In 2010, the Food Safety Modernization Act (FSMA) was passed into law, the most comprehensive food safety legislation in the past 50 years. Because this legislation impacts the entire processing and packaging supply chain, PMMI invited attorney Tony Pavel Jr., a partner at K&L Gates LLP and an authority on the new legislation, to participate in a panel discussion on food safety at its second annual Pack Expo Thought Leaders Dinner last month in Chicago.

We caught up with Tony after the panel to learn more about how the legislation will affect food manufacturers, processers and packagers.

F&BP: What are the immediate implications of the FSMA for manufacturers?

Pavel: Quite frankly, while the legislation is quite robust, and the U.S. Food and Drug Administration (FDA) says implementation is on schedule, there is a large gray area about finding the funding for the legislation. That uncertainty makes the timing for many parts of the FSMA unclear.

F&BP: What about cost implications? Will the price of packaging increase significantly?

Pavel: While the goal of the FSMA is to ensure that consumers are getting the safest food possible, there will clearly be an increased financial burden on the food manufacturer. How significant the cost increase will be depends on a number of factors, including the content of the final FDA regulations/guidance; costs for consultants, if needed; auditing costs; testing costs; and new fees (re-inspection), all of which will affect the final price of packaging and foods. 

F&BP: In terms of compliance, what are packaging plants responsible for?

Pavel: FSMA imposes a number of new requirements on “registered facilities,” i.e., any establishment that manufactures, processes, packs or holds food. New requirements include biennial registration with the FDA, performing hazard analyses and additional record-keeping requirements, including the preparation of written control plans. The statute also imposes verification requirements for firms’ preventive controls.

F&BP: How should food manufacturers be prepared to address issues of supply chain management?

Pavel: Initially, food manufacturers should review their current supplier verification programs (and current suppliers) to determine what changes may be needed to assure compliance with the preventive controls required by the FSMA. Supply agreements should be reviewed and updated to include provisions requiring compliance with FSMA provisions. Companies should also look at their records management processes and determine what changes or improvements may be needed F&BP

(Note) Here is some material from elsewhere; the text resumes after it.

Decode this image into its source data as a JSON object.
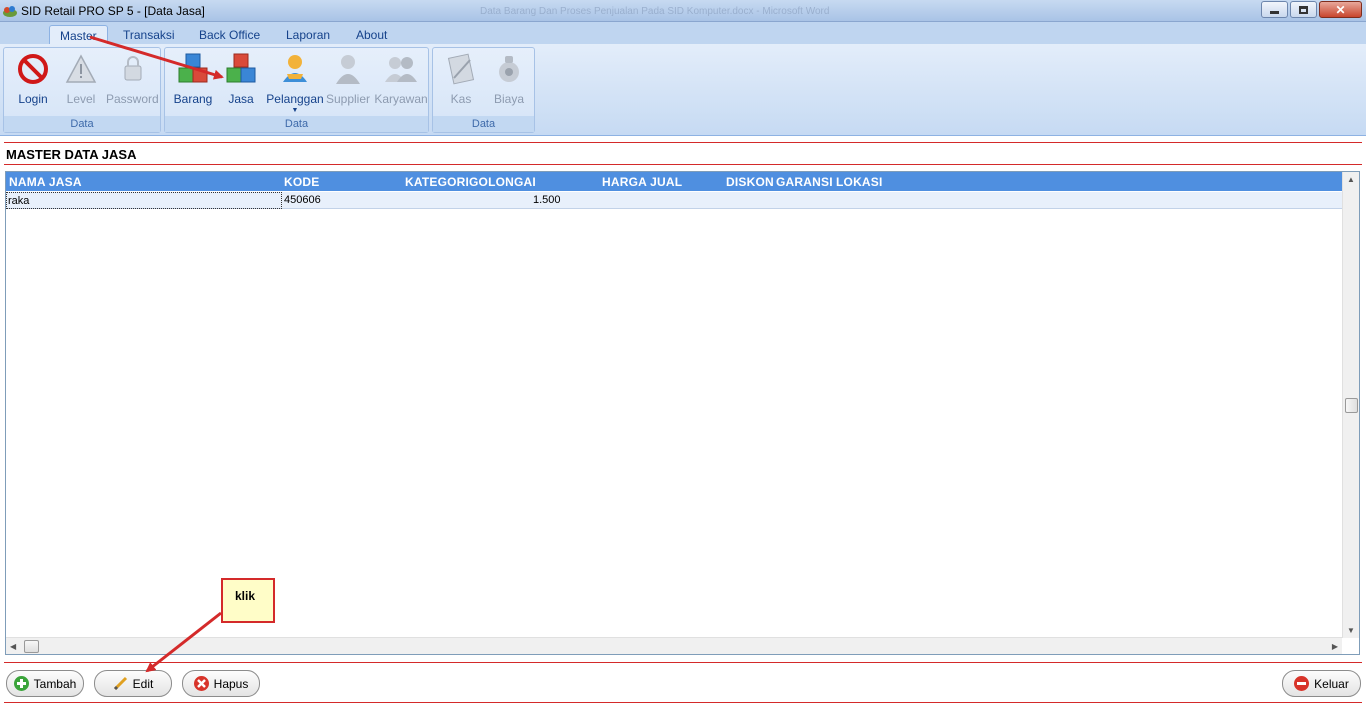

Food packaging and processing professionals can gain insight into the latest technologies that will help them comply with FSMA legislation at Pack Expo Las Vegas 2011 (Sept. 26-28 at the Las Vegas Convention Center). Discounted registration is currently available at www.packexpo.com.